* **WHAT IS EXPECTED**: Can you retype every record below exactly as written?

* **DATA LISTING**:
== == ==

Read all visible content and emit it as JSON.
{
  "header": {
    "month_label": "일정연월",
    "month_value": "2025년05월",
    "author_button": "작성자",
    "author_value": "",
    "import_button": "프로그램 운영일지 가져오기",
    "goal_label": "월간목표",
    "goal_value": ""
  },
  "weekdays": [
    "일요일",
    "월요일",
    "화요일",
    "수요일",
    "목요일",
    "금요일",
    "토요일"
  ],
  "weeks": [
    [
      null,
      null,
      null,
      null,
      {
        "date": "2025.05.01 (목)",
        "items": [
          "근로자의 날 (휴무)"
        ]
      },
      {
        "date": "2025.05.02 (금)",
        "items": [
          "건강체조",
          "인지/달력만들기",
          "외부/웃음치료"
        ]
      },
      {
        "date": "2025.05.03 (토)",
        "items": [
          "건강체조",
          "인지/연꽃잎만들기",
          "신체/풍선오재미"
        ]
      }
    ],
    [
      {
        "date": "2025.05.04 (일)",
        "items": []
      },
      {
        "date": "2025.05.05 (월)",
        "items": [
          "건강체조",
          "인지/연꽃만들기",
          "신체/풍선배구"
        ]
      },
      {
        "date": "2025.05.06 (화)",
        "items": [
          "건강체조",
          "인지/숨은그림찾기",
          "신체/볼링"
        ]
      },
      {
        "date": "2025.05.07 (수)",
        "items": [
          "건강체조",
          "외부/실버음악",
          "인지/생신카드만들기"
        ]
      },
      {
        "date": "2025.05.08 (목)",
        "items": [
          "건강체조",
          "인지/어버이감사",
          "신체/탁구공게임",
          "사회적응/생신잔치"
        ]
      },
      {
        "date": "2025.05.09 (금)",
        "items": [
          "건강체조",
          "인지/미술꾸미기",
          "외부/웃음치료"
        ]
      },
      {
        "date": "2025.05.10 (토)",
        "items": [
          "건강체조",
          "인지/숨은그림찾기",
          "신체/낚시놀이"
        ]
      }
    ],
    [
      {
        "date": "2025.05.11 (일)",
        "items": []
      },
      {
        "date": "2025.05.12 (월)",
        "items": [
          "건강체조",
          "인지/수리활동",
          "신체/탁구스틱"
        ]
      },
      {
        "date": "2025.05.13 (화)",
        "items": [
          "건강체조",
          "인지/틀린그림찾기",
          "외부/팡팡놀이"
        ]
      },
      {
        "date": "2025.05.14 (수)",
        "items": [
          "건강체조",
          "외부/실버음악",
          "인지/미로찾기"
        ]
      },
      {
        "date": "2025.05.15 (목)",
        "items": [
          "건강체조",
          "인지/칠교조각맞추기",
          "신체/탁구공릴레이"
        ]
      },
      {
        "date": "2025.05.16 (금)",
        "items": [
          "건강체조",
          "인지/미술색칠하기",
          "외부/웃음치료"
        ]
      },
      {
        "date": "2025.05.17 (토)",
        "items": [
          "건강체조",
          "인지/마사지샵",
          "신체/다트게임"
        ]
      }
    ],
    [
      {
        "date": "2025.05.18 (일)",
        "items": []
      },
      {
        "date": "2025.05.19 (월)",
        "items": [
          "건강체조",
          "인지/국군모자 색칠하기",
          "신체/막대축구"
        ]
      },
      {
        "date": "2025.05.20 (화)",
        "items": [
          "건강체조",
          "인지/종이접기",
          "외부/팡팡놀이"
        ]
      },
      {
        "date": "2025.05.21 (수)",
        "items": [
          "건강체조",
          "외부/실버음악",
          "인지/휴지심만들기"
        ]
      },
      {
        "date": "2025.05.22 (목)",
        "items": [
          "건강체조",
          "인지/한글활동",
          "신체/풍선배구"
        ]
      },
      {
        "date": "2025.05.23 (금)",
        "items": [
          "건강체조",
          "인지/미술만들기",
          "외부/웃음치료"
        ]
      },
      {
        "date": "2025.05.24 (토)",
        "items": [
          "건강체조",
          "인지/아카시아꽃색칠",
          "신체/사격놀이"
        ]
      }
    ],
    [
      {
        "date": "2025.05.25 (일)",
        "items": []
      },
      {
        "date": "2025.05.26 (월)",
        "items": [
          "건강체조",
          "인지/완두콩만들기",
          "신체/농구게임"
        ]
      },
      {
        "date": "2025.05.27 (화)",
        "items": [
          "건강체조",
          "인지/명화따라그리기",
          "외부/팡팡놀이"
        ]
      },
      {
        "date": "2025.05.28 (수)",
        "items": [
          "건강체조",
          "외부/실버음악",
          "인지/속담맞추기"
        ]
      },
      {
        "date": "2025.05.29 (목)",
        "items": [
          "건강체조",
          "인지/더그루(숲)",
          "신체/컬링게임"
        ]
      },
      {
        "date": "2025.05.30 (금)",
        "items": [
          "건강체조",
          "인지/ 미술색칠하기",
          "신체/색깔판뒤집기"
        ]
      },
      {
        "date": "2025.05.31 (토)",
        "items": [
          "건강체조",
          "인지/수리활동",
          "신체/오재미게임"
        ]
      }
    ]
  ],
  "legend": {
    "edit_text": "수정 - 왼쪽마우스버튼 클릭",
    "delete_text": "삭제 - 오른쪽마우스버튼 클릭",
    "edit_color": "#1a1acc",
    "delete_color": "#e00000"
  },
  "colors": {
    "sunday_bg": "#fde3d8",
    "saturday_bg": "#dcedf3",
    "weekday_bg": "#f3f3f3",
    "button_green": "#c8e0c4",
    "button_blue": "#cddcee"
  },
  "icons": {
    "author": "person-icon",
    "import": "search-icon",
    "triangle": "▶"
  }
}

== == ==

* **FINAL ANSWER**:
Read all visible content and emit it as JSON.
{
  "header": {
    "month_label": "일정연월",
    "month_value": "2025년05월",
    "author_button": "작성자",
    "author_value": "",
    "import_button": "프로그램 운영일지 가져오기",
    "goal_label": "월간목표",
    "goal_value": ""
  },
  "weekdays": [
    "일요일",
    "월요일",
    "화요일",
    "수요일",
    "목요일",
    "금요일",
    "토요일"
  ],
  "weeks": [
    [
      null,
      null,
      null,
      null,
      {
        "date": "2025.05.01 (목)",
        "items": [
          "근로자의 날 (휴무)"
        ]
      },
      {
        "date": "2025.05.02 (금)",
        "items": [
          "건강체조",
          "인지/달력만들기",
          "외부/웃음치료"
        ]
      },
      {
        "date": "2025.05.03 (토)",
        "items": [
          "건강체조",
          "인지/연꽃잎만들기",
          "신체/풍선오재미"
        ]
      }
    ],
    [
      {
        "date": "2025.05.04 (일)",
        "items": []
      },
      {
        "date": "2025.05.05 (월)",
        "items": [
          "건강체조",
          "인지/연꽃만들기",
          "신체/풍선배구"
        ]
      },
      {
        "date": "2025.05.06 (화)",
        "items": [
          "건강체조",
          "인지/숨은그림찾기",
          "신체/볼링"
        ]
      },
      {
        "date": "2025.05.07 (수)",
        "items": [
          "건강체조",
          "외부/실버음악",
          "인지/생신카드만들기"
        ]
      },
      {
        "date": "2025.05.08 (목)",
        "items": [
          "건강체조",
          "인지/어버이감사",
          "신체/탁구공게임",
          "사회적응/생신잔치"
        ]
      },
      {
        "date": "2025.05.09 (금)",
        "items": [
          "건강체조",
          "인지/미술꾸미기",
          "외부/웃음치료"
        ]
      },
      {
        "date": "2025.05.10 (토)",
        "items": [
          "건강체조",
          "인지/숨은그림찾기",
          "신체/낚시놀이"
        ]
      }
    ],
    [
      {
        "date": "2025.05.11 (일)",
        "items": []
      },
      {
        "date": "2025.05.12 (월)",
        "items": [
          "건강체조",
          "인지/수리활동",
          "신체/탁구스틱"
        ]
      },
      {
        "date": "2025.05.13 (화)",
        "items": [
          "건강체조",
          "인지/틀린그림찾기",
          "외부/팡팡놀이"
        ]
      },
      {
        "date": "2025.05.14 (수)",
        "items": [
          "건강체조",
          "외부/실버음악",
          "인지/미로찾기"
        ]
      },
      {
        "date": "2025.05.15 (목)",
        "items": [
          "건강체조",
          "인지/칠교조각맞추기",
          "신체/탁구공릴레이"
        ]
      },
      {
        "date": "2025.05.16 (금)",
        "items": [
          "건강체조",
          "인지/미술색칠하기",
          "외부/웃음치료"
        ]
      },
      {
        "date": "2025.05.17 (토)",
        "items": [
          "건강체조",
          "인지/마사지샵",
          "신체/다트게임"
        ]
      }
    ],
    [
      {
        "date": "2025.05.18 (일)",
        "items": []
      },
      {
        "date": "2025.05.19 (월)",
        "items": [
          "건강체조",
          "인지/국군모자 색칠하기",
          "신체/막대축구"
        ]
      },
      {
        "date": "2025.05.20 (화)",
        "items": [
          "건강체조",
          "인지/종이접기",
          "외부/팡팡놀이"
        ]
      },
      {
        "date": "2025.05.21 (수)",
        "items": [
          "건강체조",
          "외부/실버음악",
          "인지/휴지심만들기"
        ]
      },
      {
        "date": "2025.05.22 (목)",
        "items": [
          "건강체조",
          "인지/한글활동",
          "신체/풍선배구"
        ]
      },
      {
        "date": "2025.05.23 (금)",
        "items": [
          "건강체조",
          "인지/미술만들기",
          "외부/웃음치료"
        ]
      },
      {
        "date": "2025.05.24 (토)",
        "items": [
          "건강체조",
          "인지/아카시아꽃색칠",
          "신체/사격놀이"
        ]
      }
    ],
    [
      {
        "date": "2025.05.25 (일)",
        "items": []
      },
      {
        "date": "2025.05.26 (월)",
        "items": [
          "건강체조",
          "인지/완두콩만들기",
          "신체/농구게임"
        ]
      },
      {
        "date": "2025.05.27 (화)",
        "items": [
          "건강체조",
          "인지/명화따라그리기",
          "외부/팡팡놀이"
        ]
      },
      {
        "date": "2025.05.28 (수)",
        "items": [
          "건강체조",
          "외부/실버음악",
          "인지/속담맞추기"
        ]
      },
      {
        "date": "2025.05.29 (목)",
        "items": [
          "건강체조",
          "인지/더그루(숲)",
          "신체/컬링게임"
        ]
      },
      {
        "date": "2025.05.30 (금)",
        "items": [
          "건강체조",
          "인지/ 미술색칠하기",
          "신체/색깔판뒤집기"
        ]
      },
      {
        "date": "2025.05.31 (토)",
        "items": [
          "건강체조",
          "인지/수리활동",
          "신체/오재미게임"
        ]
      }
    ]
  ],
  "legend": {
    "edit_text": "수정 - 왼쪽마우스버튼 클릭",
    "delete_text": "삭제 - 오른쪽마우스버튼 클릭",
    "edit_color": "#1a1acc",
    "delete_color": "#e00000"
  },
  "colors": {
    "sunday_bg": "#fde3d8",
    "saturday_bg": "#dcedf3",
    "weekday_bg": "#f3f3f3",
    "button_green": "#c8e0c4",
    "button_blue": "#cddcee"
  },
  "icons": {
    "author": "person-icon",
    "import": "search-icon",
    "triangle": "▶"
  }
}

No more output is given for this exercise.